About 5000 Jews were shipped to Auschwitz and the Reich from other Italian towns and transit camps, a collective transport from Rome, Trieste and Fiume reached Auschwitz in December 1943, and 132 Jews were sent from Trieste. This particular transport arrived on the 4 April 1944, and 103 Jews were killed in the gas chambers.
The case of Trieste was unusual since, as a former Austrian city, it was incorporated into the Reich on 23 September 1943, as the capital of a new Gau, Trieste – Kustenland. Friedrich Rainer was appointed Gauleiter and his friend from the Austrian Anschluss days of 1938, Odilo Globocnik, was appointed as Higher SS and Police Leader by Himmler.
Odilo Globocnik, who was born in Trieste on 21 April 1904, and he brought with him to Trieste a number of SS and Police members who had served under him as part of Aktion Reinhard, the mass murder programme of Polish Jews.
Before the war there were more than 5,000 Jews in Trieste, but less than half remained behind when the Germans occupied Trieste. There was a round-up on the 9 October 1943 and a second on the 19 January 1944, when Dr Morpurgo, secretary of the Community Council, was taken, and the old-peoples home, “Pia Casa Gentilomo” was liquidated.
The 70 inmates from the old-peoples home were kept for seven days in the rice warehouses at San Sabba before being shipped to Auschwitz, where they arrive in the camp on 2 February 1944.

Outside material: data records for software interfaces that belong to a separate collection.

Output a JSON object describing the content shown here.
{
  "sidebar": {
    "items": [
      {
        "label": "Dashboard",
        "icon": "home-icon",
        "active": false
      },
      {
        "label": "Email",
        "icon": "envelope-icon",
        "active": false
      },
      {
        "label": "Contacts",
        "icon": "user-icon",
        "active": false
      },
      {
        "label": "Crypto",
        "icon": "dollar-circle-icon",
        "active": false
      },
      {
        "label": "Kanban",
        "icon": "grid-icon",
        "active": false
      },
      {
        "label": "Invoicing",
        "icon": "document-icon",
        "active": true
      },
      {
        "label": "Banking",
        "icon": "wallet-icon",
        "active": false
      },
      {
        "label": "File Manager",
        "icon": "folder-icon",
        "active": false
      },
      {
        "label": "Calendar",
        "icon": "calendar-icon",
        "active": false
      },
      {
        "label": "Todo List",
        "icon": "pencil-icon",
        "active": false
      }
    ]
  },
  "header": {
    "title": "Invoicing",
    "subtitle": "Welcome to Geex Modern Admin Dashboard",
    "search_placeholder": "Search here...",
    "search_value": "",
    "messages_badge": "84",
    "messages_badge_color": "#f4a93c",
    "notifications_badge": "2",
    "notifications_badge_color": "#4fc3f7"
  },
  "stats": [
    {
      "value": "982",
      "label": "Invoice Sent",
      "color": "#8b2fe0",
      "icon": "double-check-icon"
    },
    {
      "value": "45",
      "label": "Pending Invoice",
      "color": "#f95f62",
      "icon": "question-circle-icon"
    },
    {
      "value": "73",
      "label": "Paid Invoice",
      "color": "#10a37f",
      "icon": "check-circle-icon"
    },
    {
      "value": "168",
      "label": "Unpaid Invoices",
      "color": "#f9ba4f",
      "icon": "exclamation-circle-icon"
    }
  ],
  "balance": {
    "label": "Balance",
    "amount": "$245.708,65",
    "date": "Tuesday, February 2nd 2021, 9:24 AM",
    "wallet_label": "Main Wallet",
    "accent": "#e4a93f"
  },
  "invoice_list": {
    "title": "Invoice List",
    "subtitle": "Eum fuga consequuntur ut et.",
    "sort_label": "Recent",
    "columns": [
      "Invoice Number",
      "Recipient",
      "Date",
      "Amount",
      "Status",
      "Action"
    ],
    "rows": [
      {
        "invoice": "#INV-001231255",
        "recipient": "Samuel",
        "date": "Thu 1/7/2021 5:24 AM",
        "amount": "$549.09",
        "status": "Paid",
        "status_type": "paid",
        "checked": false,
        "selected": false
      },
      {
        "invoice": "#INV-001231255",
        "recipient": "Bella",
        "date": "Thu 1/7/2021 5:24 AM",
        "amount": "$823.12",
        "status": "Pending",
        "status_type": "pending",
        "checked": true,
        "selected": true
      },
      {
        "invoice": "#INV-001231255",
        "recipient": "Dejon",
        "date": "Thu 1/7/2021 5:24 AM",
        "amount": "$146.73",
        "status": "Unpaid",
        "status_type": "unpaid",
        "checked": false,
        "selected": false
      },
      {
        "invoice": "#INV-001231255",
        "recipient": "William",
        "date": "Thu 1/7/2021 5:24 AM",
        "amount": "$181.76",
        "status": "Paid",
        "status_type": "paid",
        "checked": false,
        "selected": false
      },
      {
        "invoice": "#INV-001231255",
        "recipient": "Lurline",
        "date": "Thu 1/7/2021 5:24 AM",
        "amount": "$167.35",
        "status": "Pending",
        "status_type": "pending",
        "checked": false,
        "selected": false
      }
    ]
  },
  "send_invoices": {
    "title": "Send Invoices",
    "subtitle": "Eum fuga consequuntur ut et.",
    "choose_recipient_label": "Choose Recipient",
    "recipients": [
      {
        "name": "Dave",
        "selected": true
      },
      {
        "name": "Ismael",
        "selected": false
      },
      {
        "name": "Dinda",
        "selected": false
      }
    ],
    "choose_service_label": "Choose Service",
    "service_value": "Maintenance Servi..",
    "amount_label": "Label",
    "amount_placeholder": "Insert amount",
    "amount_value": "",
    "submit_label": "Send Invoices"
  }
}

The buildings of Riseria di San Sabba, in the outskirts of Trieste were constructed in 1913 and had been vacant for years, when the Germans took them over. The warehouses were first used as a prison -however, in October 1943 the complex was converted into a Polizeihaftlager – (police detention camp).
The premises were ideal for this purpose, three high buildings which included cells, storage rooms, dressmaking and shoe-making workshops and living quarters for the SS and police staff.
The tall old chimney, in combination with an enlarged old oven was used for cremating thousands of victims a small gas chamber was built in the courtyard. The installations were made ready under the supervision of Erwin Lambert, the “flying architect” of T4 and Aktion Reinhard, who supervised the improved gas chambers at Treblinka and Sobibor.
The crematorium was tested on 4 April 1944 with the burning of seventy corpses, from 20 October 1943 until early 1945 approximately 25,000 partisans and Jews were interrogated and tortured at San Sabba, between 3,000 to 5,000 of them were killed, either by shooting, beating or in the gas chamber.
SS – Sturmbannfuhrer Christian Wirth was the camp commandant until he was killed by partisans on 26 May 1944, he was replaced by SS-Obersturmbannfuhrer Dieter Allers who remained as camp commandant until the dissolution of the camp in April 1945.
In late April 1945 as Yugoslav partisans prepared to liberate Trieste, on 29 April 1945 the Germans blew up the crematorium in order to destroy the evidence of their crimes.
The camp staff fled the camp and went into hiding, hoping to escape justice, there was no trial for the crimes committed at San Sabba.
Returning to the history of Trieste on the 25 January 1944 Globocnik dissolved the Community Council and closed the synagogue, and thereafter the Jews of Trieste led an underground life.
On the 30 April 1944 23 Jewish men and women who enjoyed Swiss consular protection arrived in Auschwitz-Birkenau, they were deported because a bomb had exploded in a German officer’s mess in the Via Gegha.
During the whole period of the German occupation, some 600 Trieste Jews were deported to the death camps and only 400 -500 living in great destitution were discovered after the entry of the 8th Army on 7 May 1945.
The Final Solution by G. Reitlinger – Vallentine Mitchell &Co Ltd 1953.
Auschwitz Chronicle – by Danuta Czech, published by Henry Holt and Company – New York, 1989.
Holocaust Journey – by Sir Martin Gilbert, published by Weidenfeld & Nicolson, London 1997.
Belzec Death Camp – by Michael Tregenza – The Wiener Library Bulletin 1977.
Holocaust Historical Society.
The Jewish Museum of Deportation and Resistance
Copyright Chris Webb &
Carmelo Lisciotto H.E.A.R.T 2008